====== Given entries ======
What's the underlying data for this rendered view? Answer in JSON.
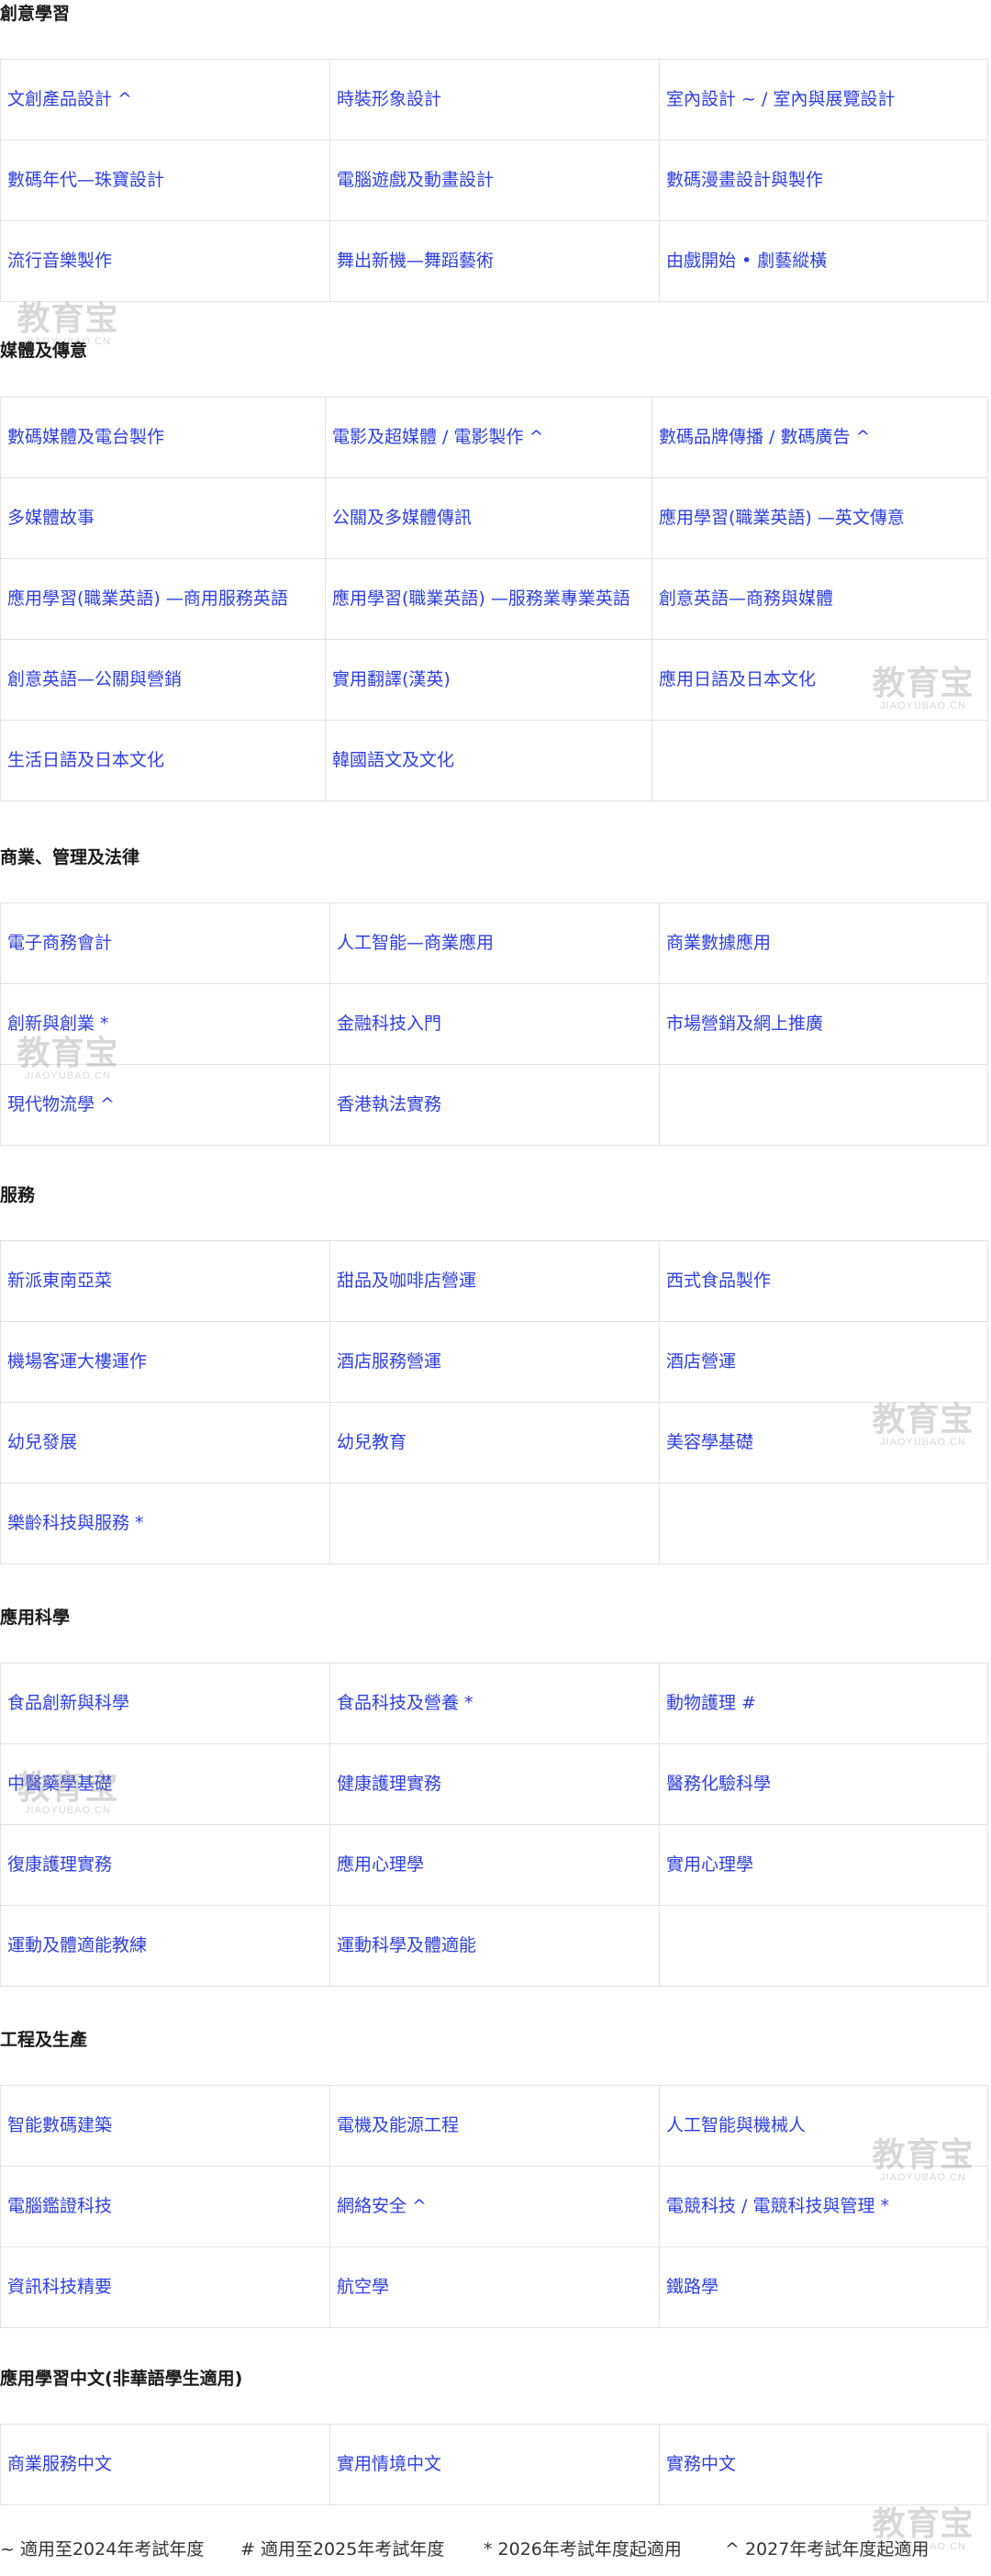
{
  "sections": [
    {
      "title": "創意學習",
      "rows": [
        [
          "文創產品設計 ^",
          "時裝形象設計",
          "室內設計 ~ / 室內與展覽設計"
        ],
        [
          "數碼年代—珠寶設計",
          "電腦遊戲及動畫設計",
          "數碼漫畫設計與製作"
        ],
        [
          "流行音樂製作",
          "舞出新機—舞蹈藝術",
          "由戲開始 • 劇藝縱橫"
        ]
      ]
    },
    {
      "title": "媒體及傳意",
      "rows": [
        [
          "數碼媒體及電台製作",
          "電影及超媒體 / 電影製作 ^",
          "數碼品牌傳播 / 數碼廣告 ^"
        ],
        [
          "多媒體故事",
          "公關及多媒體傳訊",
          "應用學習(職業英語) —英文傳意"
        ],
        [
          "應用學習(職業英語) —商用服務英語",
          "應用學習(職業英語) —服務業專業英語",
          "創意英語—商務與媒體"
        ],
        [
          "創意英語—公關與營銷",
          "實用翻譯(漢英)",
          "應用日語及日本文化"
        ],
        [
          "生活日語及日本文化",
          "韓國語文及文化",
          ""
        ]
      ]
    },
    {
      "title": "商業、管理及法律",
      "rows": [
        [
          "電子商務會計",
          "人工智能—商業應用",
          "商業數據應用"
        ],
        [
          "創新與創業 *",
          "金融科技入門",
          "市場營銷及網上推廣"
        ],
        [
          "現代物流學 ^",
          "香港執法實務",
          ""
        ]
      ]
    },
    {
      "title": "服務",
      "rows": [
        [
          "新派東南亞菜",
          "甜品及咖啡店營運",
          "西式食品製作"
        ],
        [
          "機場客運大樓運作",
          "酒店服務營運",
          "酒店營運"
        ],
        [
          "幼兒發展",
          "幼兒教育",
          "美容學基礎"
        ],
        [
          "樂齡科技與服務 *",
          "",
          ""
        ]
      ]
    },
    {
      "title": "應用科學",
      "rows": [
        [
          "食品創新與科學",
          "食品科技及營養 *",
          "動物護理 #"
        ],
        [
          "中醫藥學基礎",
          "健康護理實務",
          "醫務化驗科學"
        ],
        [
          "復康護理實務",
          "應用心理學",
          "實用心理學"
        ],
        [
          "運動及體適能教練",
          "運動科學及體適能",
          ""
        ]
      ]
    },
    {
      "title": "工程及生產",
      "rows": [
        [
          "智能數碼建築",
          "電機及能源工程",
          "人工智能與機械人"
        ],
        [
          "電腦鑑證科技",
          "網絡安全 ^",
          "電競科技 / 電競科技與管理 *"
        ],
        [
          "資訊科技精要",
          "航空學",
          "鐵路學"
        ]
      ]
    },
    {
      "title": "應用學習中文(非華語學生適用)",
      "rows": [
        [
          "商業服務中文",
          "實用情境中文",
          "實務中文"
        ]
      ]
    }
  ],
  "footer": {
    "note_tilde": "~ 適用至2024年考試年度",
    "note_hash": "# 適用至2025年考試年度",
    "note_star": "* 2026年考試年度起適用",
    "note_caret": "^ 2027年考試年度起適用"
  },
  "watermark": {
    "cn": "教育宝",
    "en": "JIAOYUBAO.CN"
  },
  "colors": {
    "link": "#2d3fe0",
    "heading": "#1a1a1a",
    "border": "#e3e3e3"
  }
}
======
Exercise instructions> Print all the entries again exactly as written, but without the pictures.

Worked solution>
What's the underlying data for this rendered view? Answer in JSON.
{
  "sections": [
    {
      "title": "創意學習",
      "rows": [
        [
          "文創產品設計 ^",
          "時裝形象設計",
          "室內設計 ~ / 室內與展覽設計"
        ],
        [
          "數碼年代—珠寶設計",
          "電腦遊戲及動畫設計",
          "數碼漫畫設計與製作"
        ],
        [
          "流行音樂製作",
          "舞出新機—舞蹈藝術",
          "由戲開始 • 劇藝縱橫"
        ]
      ]
    },
    {
      "title": "媒體及傳意",
      "rows": [
        [
          "數碼媒體及電台製作",
          "電影及超媒體 / 電影製作 ^",
          "數碼品牌傳播 / 數碼廣告 ^"
        ],
        [
          "多媒體故事",
          "公關及多媒體傳訊",
          "應用學習(職業英語) —英文傳意"
        ],
        [
          "應用學習(職業英語) —商用服務英語",
          "應用學習(職業英語) —服務業專業英語",
          "創意英語—商務與媒體"
        ],
        [
          "創意英語—公關與營銷",
          "實用翻譯(漢英)",
          "應用日語及日本文化"
        ],
        [
          "生活日語及日本文化",
          "韓國語文及文化",
          ""
        ]
      ]
    },
    {
      "title": "商業、管理及法律",
      "rows": [
        [
          "電子商務會計",
          "人工智能—商業應用",
          "商業數據應用"
        ],
        [
          "創新與創業 *",
          "金融科技入門",
          "市場營銷及網上推廣"
        ],
        [
          "現代物流學 ^",
          "香港執法實務",
          ""
        ]
      ]
    },
    {
      "title": "服務",
      "rows": [
        [
          "新派東南亞菜",
          "甜品及咖啡店營運",
          "西式食品製作"
        ],
        [
          "機場客運大樓運作",
          "酒店服務營運",
          "酒店營運"
        ],
        [
          "幼兒發展",
          "幼兒教育",
          "美容學基礎"
        ],
        [
          "樂齡科技與服務 *",
          "",
          ""
        ]
      ]
    },
    {
      "title": "應用科學",
      "rows": [
        [
          "食品創新與科學",
          "食品科技及營養 *",
          "動物護理 #"
        ],
        [
          "中醫藥學基礎",
          "健康護理實務",
          "醫務化驗科學"
        ],
        [
          "復康護理實務",
          "應用心理學",
          "實用心理學"
        ],
        [
          "運動及體適能教練",
          "運動科學及體適能",
          ""
        ]
      ]
    },
    {
      "title": "工程及生產",
      "rows": [
        [
          "智能數碼建築",
          "電機及能源工程",
          "人工智能與機械人"
        ],
        [
          "電腦鑑證科技",
          "網絡安全 ^",
          "電競科技 / 電競科技與管理 *"
        ],
        [
          "資訊科技精要",
          "航空學",
          "鐵路學"
        ]
      ]
    },
    {
      "title": "應用學習中文(非華語學生適用)",
      "rows": [
        [
          "商業服務中文",
          "實用情境中文",
          "實務中文"
        ]
      ]
    }
  ],
  "footer": {
    "note_tilde": "~ 適用至2024年考試年度",
    "note_hash": "# 適用至2025年考試年度",
    "note_star": "* 2026年考試年度起適用",
    "note_caret": "^ 2027年考試年度起適用"
  },
  "watermark": {
    "cn": "教育宝",
    "en": "JIAOYUBAO.CN"
  },
  "colors": {
    "link": "#2d3fe0",
    "heading": "#1a1a1a",
    "border": "#e3e3e3"
  }
}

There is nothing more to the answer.